What Is a Slot?

A slot is a narrow depression, groove, notch, or opening in which something may be inserted, especially one that receives and admits coin in gambling. The term is also used in linguistics to refer to a grammatical position into which a sequence of morphemes or morpheme forms can fit.

In casino games, the slot is a specific area on the reels where symbols line up to form a winning combination. Some slots have multiple paylines and different ways to win a jackpot. In order to maximize your chances of hitting the big prize, you should familiarize yourself with the game’s rules and bonus features. Moreover, you should play the machines that interest you most. Even though luck plays a large role in your slot success, choosing the machine you enjoy will enhance your experience.

While it may seem like slots are all about chance, they are actually quite complex. The odds of a given spin are determined by a random number generator, which is programmed with a series of possible outcomes. Each time you push the spin button, the RNG selects a unique result from those possibilities.

When playing online slot games, you should understand the variance of each machine. This is what determines how much you can expect to win during a single session. A slot with a high variance will have a higher likelihood of winning but will pay out less frequently. On the other hand, a low variance slot will have lower odds of winning but will payout more often.

Another way to improve your slot odds is to choose a machine that has a higher coin value. This will ensure that you’re not losing your money too quickly. In addition, you should play several machines at once. Experienced gamblers believe that loose machines are often situated next to tight ones, so playing more than one machine at a time increases your chance of finding the right one.

NFL teams have started to rely on slot receivers more, who are typically shorter and quicker than traditional wide receivers. As a result, defenses are starting to focus more attention on them. In addition, slot receivers tend to have more speed and can help teams beat a defense by running deep routes that are more difficult for cornerbacks to anticipate.

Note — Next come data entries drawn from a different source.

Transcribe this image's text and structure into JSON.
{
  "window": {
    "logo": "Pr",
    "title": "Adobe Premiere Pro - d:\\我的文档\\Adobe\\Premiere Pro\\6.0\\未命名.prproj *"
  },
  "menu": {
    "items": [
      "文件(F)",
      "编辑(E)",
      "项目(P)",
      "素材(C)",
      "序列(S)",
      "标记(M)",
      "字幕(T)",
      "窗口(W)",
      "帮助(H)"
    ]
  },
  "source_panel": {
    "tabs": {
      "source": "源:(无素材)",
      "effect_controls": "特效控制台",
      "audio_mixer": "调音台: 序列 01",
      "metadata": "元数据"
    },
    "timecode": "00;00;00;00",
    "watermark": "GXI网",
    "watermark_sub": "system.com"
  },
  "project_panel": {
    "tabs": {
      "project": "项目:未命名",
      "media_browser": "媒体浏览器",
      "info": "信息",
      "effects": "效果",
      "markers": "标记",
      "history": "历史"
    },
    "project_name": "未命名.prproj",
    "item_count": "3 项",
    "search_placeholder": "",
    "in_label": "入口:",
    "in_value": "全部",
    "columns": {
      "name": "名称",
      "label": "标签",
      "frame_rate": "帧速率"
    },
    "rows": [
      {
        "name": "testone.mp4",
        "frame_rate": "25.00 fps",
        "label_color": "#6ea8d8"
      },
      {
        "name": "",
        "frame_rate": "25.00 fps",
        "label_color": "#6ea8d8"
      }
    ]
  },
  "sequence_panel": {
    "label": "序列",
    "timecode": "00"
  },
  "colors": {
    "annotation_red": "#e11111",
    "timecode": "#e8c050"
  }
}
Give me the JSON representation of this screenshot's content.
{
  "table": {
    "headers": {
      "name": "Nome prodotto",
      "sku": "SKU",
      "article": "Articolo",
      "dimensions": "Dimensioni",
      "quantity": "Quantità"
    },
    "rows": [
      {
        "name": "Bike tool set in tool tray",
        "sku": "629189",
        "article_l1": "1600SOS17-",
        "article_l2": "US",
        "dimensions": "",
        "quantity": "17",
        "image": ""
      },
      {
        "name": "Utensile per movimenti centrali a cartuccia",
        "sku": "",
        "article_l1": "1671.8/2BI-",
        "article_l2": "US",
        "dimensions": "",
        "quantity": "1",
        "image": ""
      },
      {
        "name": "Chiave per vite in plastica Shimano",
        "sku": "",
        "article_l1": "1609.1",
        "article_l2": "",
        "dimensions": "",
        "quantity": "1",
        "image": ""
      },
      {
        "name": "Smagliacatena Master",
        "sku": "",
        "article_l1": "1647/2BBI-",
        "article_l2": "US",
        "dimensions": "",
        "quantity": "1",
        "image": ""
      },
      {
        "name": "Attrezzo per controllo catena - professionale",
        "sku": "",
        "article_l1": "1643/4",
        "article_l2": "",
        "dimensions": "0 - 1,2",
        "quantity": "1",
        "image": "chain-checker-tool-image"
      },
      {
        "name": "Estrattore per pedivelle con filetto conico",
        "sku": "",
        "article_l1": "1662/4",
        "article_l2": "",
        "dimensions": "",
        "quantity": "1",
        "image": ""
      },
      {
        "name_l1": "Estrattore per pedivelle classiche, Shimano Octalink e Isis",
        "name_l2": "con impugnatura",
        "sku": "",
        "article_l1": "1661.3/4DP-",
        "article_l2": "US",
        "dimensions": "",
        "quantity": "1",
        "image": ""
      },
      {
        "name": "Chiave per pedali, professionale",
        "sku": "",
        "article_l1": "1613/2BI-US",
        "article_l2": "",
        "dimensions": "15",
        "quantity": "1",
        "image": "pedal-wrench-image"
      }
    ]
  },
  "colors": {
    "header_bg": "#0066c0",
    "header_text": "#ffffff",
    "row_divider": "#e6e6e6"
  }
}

A slot is a dynamic placeholder that either waits for content (a passive slot) or calls out for it using a scenario. A slot is similar to a renderer in that it specifies the type of content that will be displayed, but a slot can only contain content from the ACC and cannot reference a Solutions repository item. Using more than one scenario to feed a slot could cause unpredictable results.